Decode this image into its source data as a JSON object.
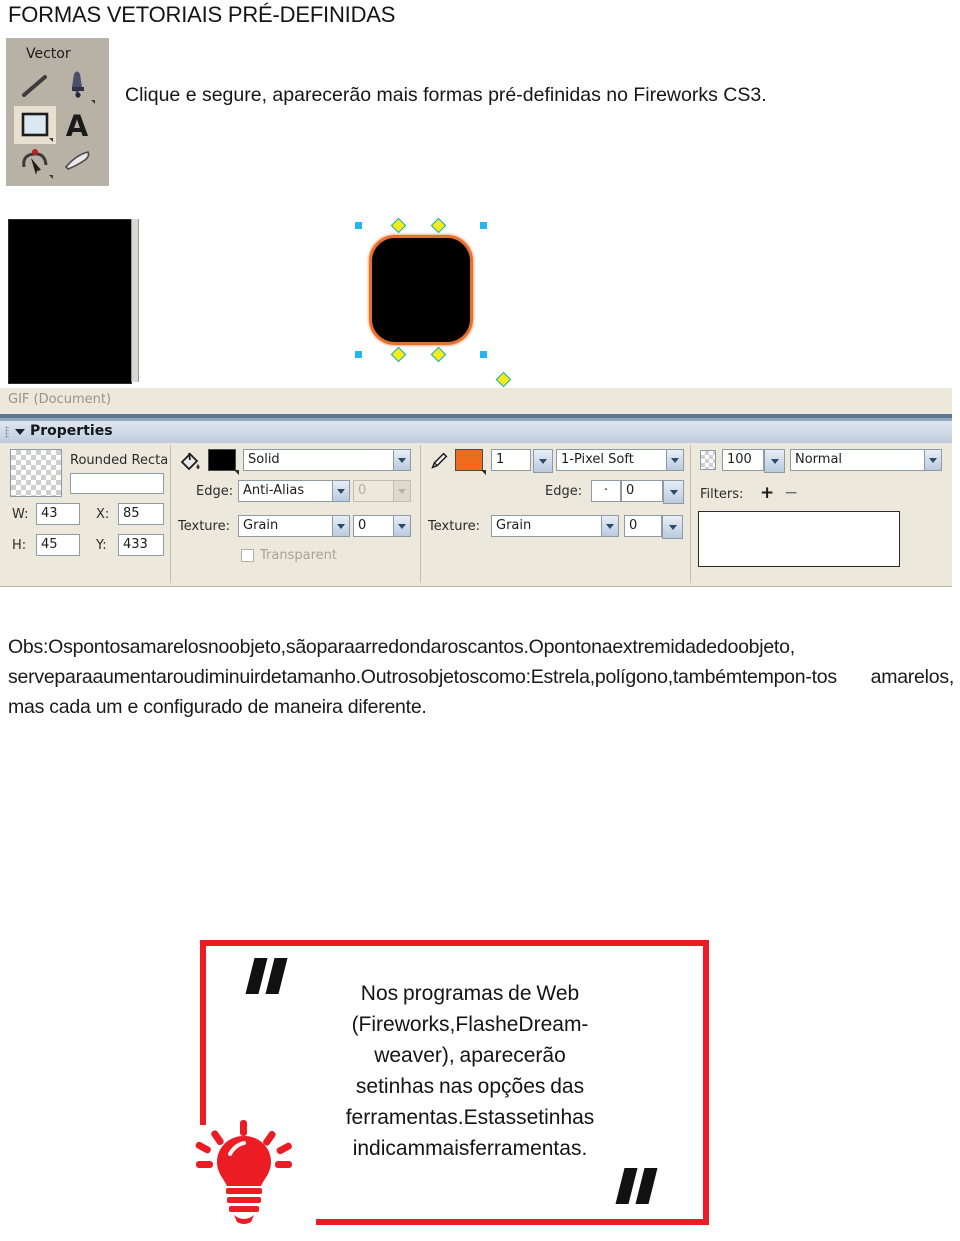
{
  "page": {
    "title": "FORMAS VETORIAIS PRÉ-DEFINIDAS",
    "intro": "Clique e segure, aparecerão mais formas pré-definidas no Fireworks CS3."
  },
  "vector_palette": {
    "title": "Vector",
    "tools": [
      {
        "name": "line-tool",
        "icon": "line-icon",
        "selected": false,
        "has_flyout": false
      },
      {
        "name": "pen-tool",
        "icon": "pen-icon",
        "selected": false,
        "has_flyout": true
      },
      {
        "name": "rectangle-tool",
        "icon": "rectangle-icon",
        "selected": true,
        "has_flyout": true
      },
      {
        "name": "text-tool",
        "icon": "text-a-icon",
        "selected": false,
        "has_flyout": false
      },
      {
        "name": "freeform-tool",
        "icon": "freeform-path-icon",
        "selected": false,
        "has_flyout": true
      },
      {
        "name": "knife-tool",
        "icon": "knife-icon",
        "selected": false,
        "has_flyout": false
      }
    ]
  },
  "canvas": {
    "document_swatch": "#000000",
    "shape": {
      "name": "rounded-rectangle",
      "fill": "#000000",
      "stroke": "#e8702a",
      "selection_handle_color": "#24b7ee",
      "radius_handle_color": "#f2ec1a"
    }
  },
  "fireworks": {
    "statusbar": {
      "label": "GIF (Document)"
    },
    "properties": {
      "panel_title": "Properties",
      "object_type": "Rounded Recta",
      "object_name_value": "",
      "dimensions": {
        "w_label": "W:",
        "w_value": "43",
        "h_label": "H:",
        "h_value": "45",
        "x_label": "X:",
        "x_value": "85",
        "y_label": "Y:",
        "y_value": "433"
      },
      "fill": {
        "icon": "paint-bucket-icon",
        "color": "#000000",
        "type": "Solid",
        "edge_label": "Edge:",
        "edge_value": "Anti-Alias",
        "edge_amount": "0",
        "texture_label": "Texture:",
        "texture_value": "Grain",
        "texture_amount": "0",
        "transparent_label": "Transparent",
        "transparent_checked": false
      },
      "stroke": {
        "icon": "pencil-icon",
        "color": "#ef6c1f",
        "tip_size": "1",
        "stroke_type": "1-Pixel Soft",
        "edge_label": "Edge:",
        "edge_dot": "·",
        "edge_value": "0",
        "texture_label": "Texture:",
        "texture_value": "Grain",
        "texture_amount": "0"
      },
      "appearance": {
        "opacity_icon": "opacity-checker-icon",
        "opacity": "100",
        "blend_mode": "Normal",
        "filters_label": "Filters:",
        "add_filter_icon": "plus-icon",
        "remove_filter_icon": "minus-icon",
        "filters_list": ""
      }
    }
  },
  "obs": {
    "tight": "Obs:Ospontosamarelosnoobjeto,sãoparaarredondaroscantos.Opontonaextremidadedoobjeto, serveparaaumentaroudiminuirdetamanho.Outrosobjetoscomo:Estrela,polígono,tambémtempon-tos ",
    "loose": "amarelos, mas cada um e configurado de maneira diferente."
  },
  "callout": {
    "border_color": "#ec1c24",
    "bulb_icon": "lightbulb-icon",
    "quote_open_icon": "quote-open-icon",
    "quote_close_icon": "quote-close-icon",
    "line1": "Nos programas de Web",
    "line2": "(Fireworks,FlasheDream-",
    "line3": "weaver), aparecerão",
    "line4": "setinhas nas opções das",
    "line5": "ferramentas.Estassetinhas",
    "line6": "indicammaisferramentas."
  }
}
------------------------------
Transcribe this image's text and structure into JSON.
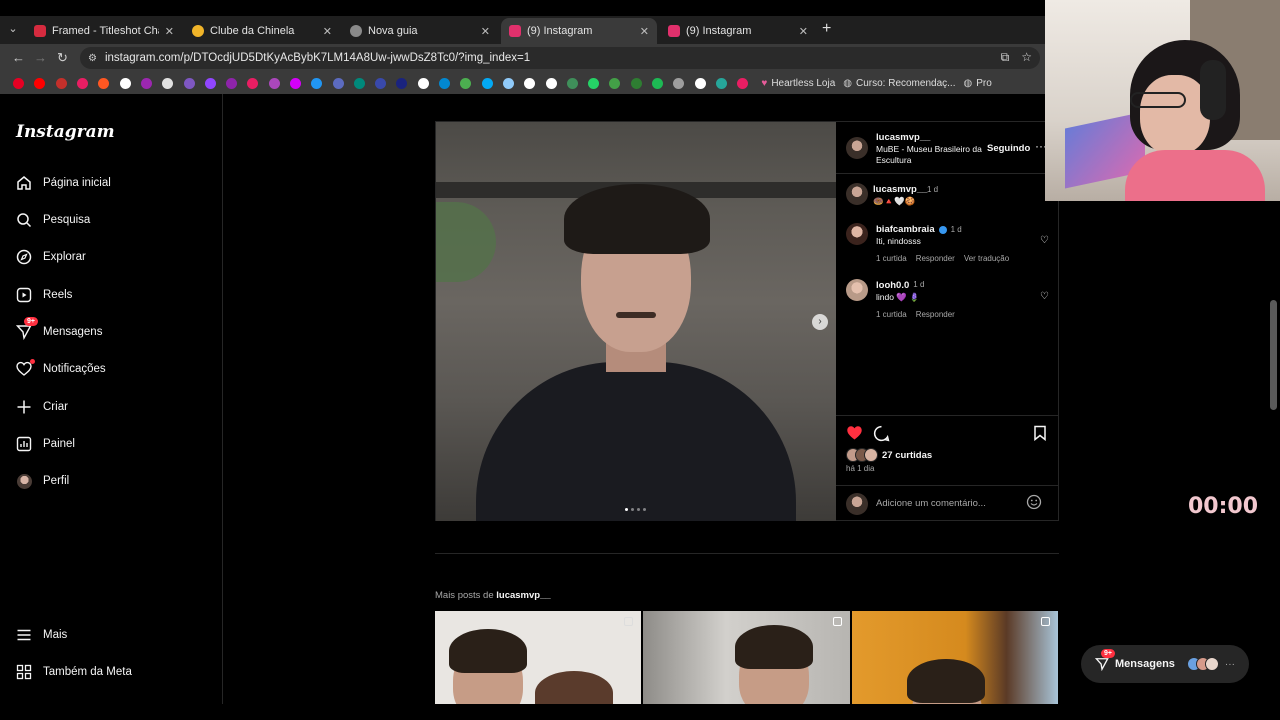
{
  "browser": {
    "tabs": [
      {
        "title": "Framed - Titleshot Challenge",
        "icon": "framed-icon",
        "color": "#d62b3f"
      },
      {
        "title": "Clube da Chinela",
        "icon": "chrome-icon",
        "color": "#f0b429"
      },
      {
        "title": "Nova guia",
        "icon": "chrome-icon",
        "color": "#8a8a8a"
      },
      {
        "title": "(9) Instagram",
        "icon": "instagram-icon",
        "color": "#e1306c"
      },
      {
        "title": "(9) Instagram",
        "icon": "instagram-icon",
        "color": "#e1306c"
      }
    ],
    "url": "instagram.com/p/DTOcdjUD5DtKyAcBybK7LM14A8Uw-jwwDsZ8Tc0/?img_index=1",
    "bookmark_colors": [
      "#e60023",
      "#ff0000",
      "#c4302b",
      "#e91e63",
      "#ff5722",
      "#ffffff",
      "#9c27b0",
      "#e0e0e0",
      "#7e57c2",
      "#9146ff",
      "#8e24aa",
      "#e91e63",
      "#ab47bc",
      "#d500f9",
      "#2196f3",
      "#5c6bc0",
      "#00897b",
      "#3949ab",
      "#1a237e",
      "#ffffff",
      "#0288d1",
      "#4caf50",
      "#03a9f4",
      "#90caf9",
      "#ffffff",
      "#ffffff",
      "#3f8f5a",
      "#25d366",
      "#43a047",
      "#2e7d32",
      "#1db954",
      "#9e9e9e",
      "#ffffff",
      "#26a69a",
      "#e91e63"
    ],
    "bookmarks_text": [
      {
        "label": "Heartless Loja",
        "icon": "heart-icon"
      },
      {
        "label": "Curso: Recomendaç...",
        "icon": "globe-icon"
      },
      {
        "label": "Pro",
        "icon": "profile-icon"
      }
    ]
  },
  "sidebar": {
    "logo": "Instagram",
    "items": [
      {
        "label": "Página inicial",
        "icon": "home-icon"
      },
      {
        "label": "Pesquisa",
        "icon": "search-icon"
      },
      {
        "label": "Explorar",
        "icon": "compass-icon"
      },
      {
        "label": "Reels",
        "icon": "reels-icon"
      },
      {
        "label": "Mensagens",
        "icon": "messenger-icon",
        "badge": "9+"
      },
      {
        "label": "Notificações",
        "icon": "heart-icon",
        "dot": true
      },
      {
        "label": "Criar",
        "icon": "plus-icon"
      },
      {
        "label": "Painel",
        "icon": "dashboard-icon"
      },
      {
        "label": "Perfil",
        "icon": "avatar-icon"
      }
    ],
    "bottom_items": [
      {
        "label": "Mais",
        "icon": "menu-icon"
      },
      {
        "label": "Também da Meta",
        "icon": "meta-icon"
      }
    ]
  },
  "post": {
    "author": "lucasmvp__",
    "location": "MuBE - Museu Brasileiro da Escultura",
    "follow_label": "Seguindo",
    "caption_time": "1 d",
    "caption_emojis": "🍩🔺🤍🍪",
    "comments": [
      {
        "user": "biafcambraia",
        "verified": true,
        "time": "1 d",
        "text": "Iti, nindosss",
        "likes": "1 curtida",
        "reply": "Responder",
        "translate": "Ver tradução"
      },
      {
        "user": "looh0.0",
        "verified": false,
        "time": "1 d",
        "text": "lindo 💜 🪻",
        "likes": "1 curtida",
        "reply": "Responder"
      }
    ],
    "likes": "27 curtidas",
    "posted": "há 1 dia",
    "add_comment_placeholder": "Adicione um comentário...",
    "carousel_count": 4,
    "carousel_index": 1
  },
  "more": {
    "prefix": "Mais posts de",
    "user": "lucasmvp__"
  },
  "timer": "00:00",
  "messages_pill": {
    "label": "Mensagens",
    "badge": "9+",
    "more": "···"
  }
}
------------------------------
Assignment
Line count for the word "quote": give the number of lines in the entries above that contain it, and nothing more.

Exercise output
2